_Exercise brief_
Without changing a single word, set down all of the records.

_Information shown_
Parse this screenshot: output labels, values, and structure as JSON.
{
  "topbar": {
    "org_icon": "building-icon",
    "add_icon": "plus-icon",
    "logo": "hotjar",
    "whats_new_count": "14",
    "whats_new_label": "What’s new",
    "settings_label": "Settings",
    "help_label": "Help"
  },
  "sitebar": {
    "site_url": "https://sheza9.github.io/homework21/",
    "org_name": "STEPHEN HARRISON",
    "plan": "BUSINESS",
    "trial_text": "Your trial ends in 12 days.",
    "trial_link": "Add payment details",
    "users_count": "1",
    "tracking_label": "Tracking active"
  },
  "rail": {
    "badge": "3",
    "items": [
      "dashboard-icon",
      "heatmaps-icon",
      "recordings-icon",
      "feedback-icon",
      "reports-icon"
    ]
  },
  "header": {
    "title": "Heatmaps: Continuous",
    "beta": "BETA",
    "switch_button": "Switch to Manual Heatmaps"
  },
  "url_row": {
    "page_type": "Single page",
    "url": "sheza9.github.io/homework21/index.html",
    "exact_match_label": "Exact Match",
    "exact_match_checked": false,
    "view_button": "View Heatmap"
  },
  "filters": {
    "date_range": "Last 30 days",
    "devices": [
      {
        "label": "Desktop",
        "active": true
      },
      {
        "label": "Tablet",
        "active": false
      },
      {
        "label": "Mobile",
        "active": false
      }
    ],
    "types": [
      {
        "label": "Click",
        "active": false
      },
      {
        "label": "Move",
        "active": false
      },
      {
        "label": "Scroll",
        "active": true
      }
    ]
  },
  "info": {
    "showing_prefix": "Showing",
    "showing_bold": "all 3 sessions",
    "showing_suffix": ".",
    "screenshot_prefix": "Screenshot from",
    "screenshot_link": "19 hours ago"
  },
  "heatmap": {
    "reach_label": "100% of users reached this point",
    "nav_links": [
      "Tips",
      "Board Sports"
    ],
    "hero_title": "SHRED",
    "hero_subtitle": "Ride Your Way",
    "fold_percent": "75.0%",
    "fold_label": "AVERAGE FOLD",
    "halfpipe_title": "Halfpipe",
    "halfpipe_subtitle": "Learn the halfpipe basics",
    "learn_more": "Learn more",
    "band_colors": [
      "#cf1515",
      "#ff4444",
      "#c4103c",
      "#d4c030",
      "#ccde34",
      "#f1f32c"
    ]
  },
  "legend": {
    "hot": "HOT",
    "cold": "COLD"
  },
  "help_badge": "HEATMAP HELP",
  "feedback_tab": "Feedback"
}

_Completed exercise_
Parse this screenshot: output labels, values, and structure as JSON.
{
  "topbar": {
    "org_icon": "building-icon",
    "add_icon": "plus-icon",
    "logo": "hotjar",
    "whats_new_count": "14",
    "whats_new_label": "What’s new",
    "settings_label": "Settings",
    "help_label": "Help"
  },
  "sitebar": {
    "site_url": "https://sheza9.github.io/homework21/",
    "org_name": "STEPHEN HARRISON",
    "plan": "BUSINESS",
    "trial_text": "Your trial ends in 12 days.",
    "trial_link": "Add payment details",
    "users_count": "1",
    "tracking_label": "Tracking active"
  },
  "rail": {
    "badge": "3",
    "items": [
      "dashboard-icon",
      "heatmaps-icon",
      "recordings-icon",
      "feedback-icon",
      "reports-icon"
    ]
  },
  "header": {
    "title": "Heatmaps: Continuous",
    "beta": "BETA",
    "switch_button": "Switch to Manual Heatmaps"
  },
  "url_row": {
    "page_type": "Single page",
    "url": "sheza9.github.io/homework21/index.html",
    "exact_match_label": "Exact Match",
    "exact_match_checked": false,
    "view_button": "View Heatmap"
  },
  "filters": {
    "date_range": "Last 30 days",
    "devices": [
      {
        "label": "Desktop",
        "active": true
      },
      {
        "label": "Tablet",
        "active": false
      },
      {
        "label": "Mobile",
        "active": false
      }
    ],
    "types": [
      {
        "label": "Click",
        "active": false
      },
      {
        "label": "Move",
        "active": false
      },
      {
        "label": "Scroll",
        "active": true
      }
    ]
  },
  "info": {
    "showing_prefix": "Showing",
    "showing_bold": "all 3 sessions",
    "showing_suffix": ".",
    "screenshot_prefix": "Screenshot from",
    "screenshot_link": "19 hours ago"
  },
  "heatmap": {
    "reach_label": "100% of users reached this point",
    "nav_links": [
      "Tips",
      "Board Sports"
    ],
    "hero_title": "SHRED",
    "hero_subtitle": "Ride Your Way",
    "fold_percent": "75.0%",
    "fold_label": "AVERAGE FOLD",
    "halfpipe_title": "Halfpipe",
    "halfpipe_subtitle": "Learn the halfpipe basics",
    "learn_more": "Learn more",
    "band_colors": [
      "#cf1515",
      "#ff4444",
      "#c4103c",
      "#d4c030",
      "#ccde34",
      "#f1f32c"
    ]
  },
  "legend": {
    "hot": "HOT",
    "cold": "COLD"
  },
  "help_badge": "HEATMAP HELP",
  "feedback_tab": "Feedback"
}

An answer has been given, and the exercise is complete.